Big Bash League side Brisbane Heat and Brisbane Lions’ AFLW team were the first Queensland sides in the last 12 months to lose in a decider, falling to Perth Scorchers and Melbourne Demons respectively.

It would only get worse as the Lions’ men’s side fell to an agonising four point defeat to Collingwood Magpies in the AFL Grand Final last Saturday.

The following day would see a trifecta of losses, including the Brisbane Tigers in the NRL State Championship, Gold Coast Titans in the NRLW Grand Final and then, Brisbane Broncos – who gave up a 16-point lead with 24 minutes remaining, to lose against the Penrith Panthers.

Now, it all hinges on the Roar to buck the trend this weekend at Allianz Stadium.


Sydney FC (4-3-3): Redmayne, Adamson, Rodwell, Girdwood-Reich, King, Brattan, Burgess, Caceres, Mak, Wood, Lolley

Brisbane Roar (4-2-3-1): Freke, Hingert, Neville, Aldred, Zabala, Caletti, O’Shea, Mileusnic, Hore, Armiento, Waddingham

Mike Cockerill Medal

The 2023 Mike Cockerill medallist will also be crowned on Saturday night.

The medal commemorates the late, great journalist and television broadcaster who passed away in 2017. His Fox Sports colleagues inaugurated the medal following his passing, which recognises the standout National Premier League’s player in each year of the Australia Cup.

“Given Michael’s enduring passion for the “underdog” and the “uncovered diamond”, along with his lifelong commitment to football’s supporting structures, community football and semi-professional football and footballers, the most obvious place for the “Michael Cockerill Medal” lay in recognising worthy individuals from that cohort,” Andy Harper wrote on the Australia Cup website.

“Feeling that the professional apex of the game was becoming increasingly better served, and indulged, his sensitivities increasingly focused on the game’s “lower tiers”. The National Premier Leagues (NPL), became a space where Michael’s legacy might shine.”

Criteria for the Mike Cockerill Medal

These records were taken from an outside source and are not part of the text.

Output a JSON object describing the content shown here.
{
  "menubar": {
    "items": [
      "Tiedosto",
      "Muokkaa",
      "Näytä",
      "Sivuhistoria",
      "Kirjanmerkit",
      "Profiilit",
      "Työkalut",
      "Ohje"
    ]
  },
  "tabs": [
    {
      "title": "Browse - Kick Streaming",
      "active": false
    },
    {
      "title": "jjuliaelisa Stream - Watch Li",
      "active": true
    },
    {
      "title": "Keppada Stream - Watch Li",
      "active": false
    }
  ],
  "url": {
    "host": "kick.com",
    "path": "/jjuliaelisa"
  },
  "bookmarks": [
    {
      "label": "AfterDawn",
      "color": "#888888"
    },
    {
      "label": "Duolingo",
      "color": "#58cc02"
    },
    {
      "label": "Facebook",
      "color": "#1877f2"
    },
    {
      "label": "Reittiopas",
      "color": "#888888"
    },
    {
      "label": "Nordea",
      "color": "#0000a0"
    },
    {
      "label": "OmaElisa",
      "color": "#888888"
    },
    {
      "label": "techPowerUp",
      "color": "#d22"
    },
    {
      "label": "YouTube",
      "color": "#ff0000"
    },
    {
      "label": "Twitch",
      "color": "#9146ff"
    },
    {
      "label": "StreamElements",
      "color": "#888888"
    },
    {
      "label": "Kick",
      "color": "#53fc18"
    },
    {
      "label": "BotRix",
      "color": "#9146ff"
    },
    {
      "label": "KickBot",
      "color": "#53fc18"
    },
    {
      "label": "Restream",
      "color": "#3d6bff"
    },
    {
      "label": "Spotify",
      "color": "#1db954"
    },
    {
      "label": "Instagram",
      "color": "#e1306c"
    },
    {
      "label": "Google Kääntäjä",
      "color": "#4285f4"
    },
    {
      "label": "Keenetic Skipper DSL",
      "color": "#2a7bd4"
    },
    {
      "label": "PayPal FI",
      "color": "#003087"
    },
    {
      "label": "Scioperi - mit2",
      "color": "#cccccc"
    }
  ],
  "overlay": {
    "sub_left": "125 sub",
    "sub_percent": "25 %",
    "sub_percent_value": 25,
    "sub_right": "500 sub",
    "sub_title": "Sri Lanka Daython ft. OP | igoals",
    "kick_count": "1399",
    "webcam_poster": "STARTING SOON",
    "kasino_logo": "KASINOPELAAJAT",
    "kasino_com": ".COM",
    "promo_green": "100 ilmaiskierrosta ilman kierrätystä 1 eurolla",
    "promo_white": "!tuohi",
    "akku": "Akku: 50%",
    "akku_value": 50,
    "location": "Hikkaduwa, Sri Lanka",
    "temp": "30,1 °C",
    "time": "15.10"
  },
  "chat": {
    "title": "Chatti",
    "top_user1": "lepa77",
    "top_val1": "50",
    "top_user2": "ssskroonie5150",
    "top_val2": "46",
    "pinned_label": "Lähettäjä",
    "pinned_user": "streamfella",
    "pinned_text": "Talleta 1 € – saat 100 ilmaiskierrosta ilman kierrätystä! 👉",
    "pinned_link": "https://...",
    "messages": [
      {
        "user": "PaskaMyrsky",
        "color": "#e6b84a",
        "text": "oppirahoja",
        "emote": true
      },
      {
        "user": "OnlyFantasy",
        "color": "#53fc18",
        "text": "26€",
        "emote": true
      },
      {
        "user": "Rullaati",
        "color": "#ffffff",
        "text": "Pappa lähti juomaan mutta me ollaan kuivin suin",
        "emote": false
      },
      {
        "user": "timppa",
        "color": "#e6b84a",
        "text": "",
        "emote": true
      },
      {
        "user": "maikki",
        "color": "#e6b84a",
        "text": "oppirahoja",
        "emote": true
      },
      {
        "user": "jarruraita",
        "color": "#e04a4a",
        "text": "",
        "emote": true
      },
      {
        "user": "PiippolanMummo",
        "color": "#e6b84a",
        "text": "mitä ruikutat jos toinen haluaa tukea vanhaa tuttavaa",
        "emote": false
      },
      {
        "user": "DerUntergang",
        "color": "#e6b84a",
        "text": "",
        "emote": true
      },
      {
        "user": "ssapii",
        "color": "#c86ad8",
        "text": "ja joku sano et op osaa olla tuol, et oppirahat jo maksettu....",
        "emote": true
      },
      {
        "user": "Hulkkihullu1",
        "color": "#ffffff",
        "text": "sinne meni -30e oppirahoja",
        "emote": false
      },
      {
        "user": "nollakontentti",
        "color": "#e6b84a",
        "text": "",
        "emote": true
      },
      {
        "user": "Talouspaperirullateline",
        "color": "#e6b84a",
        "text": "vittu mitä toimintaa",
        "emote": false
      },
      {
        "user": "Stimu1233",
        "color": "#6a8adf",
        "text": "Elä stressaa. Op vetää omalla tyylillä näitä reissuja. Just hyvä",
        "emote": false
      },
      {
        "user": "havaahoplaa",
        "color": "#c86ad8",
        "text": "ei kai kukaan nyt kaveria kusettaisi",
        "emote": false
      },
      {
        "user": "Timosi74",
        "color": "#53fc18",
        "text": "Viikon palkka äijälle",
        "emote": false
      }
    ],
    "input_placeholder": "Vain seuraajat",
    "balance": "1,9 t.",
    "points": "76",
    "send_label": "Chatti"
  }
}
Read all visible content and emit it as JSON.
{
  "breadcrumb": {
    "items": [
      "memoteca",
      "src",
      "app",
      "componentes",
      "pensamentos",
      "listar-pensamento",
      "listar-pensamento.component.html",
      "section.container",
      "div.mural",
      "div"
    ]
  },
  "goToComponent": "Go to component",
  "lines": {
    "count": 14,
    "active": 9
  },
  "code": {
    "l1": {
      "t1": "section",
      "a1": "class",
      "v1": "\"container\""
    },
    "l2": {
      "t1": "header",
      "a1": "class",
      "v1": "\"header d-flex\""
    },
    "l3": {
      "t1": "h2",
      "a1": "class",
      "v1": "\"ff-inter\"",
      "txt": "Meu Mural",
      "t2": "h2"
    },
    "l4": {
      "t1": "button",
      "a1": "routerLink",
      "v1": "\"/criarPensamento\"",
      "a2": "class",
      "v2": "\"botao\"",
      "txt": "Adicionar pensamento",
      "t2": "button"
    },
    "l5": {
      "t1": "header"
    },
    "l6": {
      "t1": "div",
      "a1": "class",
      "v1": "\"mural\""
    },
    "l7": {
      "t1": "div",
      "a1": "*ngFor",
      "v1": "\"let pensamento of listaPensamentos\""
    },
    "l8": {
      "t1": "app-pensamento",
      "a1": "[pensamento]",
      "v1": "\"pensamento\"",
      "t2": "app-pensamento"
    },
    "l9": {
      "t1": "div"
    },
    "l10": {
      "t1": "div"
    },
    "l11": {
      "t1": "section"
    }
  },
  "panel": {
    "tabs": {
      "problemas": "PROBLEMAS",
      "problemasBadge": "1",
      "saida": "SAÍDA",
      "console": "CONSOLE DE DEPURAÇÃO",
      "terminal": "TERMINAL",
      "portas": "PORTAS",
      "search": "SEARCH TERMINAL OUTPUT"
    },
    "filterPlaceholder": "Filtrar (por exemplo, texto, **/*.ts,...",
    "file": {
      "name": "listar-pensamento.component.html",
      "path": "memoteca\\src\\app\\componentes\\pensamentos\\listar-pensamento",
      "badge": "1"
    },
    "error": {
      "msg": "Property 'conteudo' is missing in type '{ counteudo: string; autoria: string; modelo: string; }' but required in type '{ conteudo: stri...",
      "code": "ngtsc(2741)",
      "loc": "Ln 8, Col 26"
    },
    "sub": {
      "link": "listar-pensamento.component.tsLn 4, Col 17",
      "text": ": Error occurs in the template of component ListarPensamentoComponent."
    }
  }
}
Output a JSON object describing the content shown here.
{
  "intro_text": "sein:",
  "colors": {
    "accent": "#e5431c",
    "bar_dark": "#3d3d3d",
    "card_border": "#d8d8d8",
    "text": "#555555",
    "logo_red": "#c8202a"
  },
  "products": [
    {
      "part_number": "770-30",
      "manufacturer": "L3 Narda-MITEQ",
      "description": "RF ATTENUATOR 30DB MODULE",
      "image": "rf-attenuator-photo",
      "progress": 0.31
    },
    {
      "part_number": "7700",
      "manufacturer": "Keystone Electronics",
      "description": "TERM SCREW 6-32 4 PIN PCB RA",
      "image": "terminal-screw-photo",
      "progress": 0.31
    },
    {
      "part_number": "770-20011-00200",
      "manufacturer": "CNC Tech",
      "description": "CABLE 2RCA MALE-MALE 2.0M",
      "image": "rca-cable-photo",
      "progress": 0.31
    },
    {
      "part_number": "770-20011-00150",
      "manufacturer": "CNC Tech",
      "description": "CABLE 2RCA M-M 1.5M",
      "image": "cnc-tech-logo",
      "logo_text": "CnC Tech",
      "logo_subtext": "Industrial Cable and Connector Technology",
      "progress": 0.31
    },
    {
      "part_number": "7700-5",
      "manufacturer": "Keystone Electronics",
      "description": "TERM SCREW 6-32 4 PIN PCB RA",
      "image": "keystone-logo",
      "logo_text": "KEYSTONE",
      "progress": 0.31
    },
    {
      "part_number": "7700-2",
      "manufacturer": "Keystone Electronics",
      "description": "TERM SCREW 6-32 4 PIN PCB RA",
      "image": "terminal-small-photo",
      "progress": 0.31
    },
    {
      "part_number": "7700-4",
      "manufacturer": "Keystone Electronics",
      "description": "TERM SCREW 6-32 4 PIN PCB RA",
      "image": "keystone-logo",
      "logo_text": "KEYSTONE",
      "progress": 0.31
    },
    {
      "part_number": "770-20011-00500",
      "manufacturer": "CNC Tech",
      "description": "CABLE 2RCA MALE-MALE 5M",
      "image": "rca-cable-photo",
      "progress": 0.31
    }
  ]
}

  • Player has had no previous A-Leagues or other professional experience
  • Playing quality, personality and character
  • Influence on the team and its Cup progress
  • Playing type – an out-of-the-box player, an “X” factor player
  • Should/could be playing at professional level
  • Players emerging from special cohorts; Oceania/Pasifika, refugee, indigenous, recent migrant communities.
  • Recipient may be from the career spectrum; ie a rookie to an experienced, career long NPL player who has played, and served, at NPL for their entire career, and anything in between.
  • Theoretically, a player can win the award playing only one game from the Round of 32 on.
  • The Medallist need not necessarily embody all the above considerations and no singular consideration is more worthy than another (apart from the amateur/professional dichotomy).
  • A player is only eligible to be awarded the Medal once.
List of Mike Cockerill Medallists 

2018: Elvis Kamsoba – Avondale FC
2019: Fraser Hills – Brisbane Strikers
2021: Finn Beakhurst – Lions FC
2022: Joe Guest – Oakleigh Cannons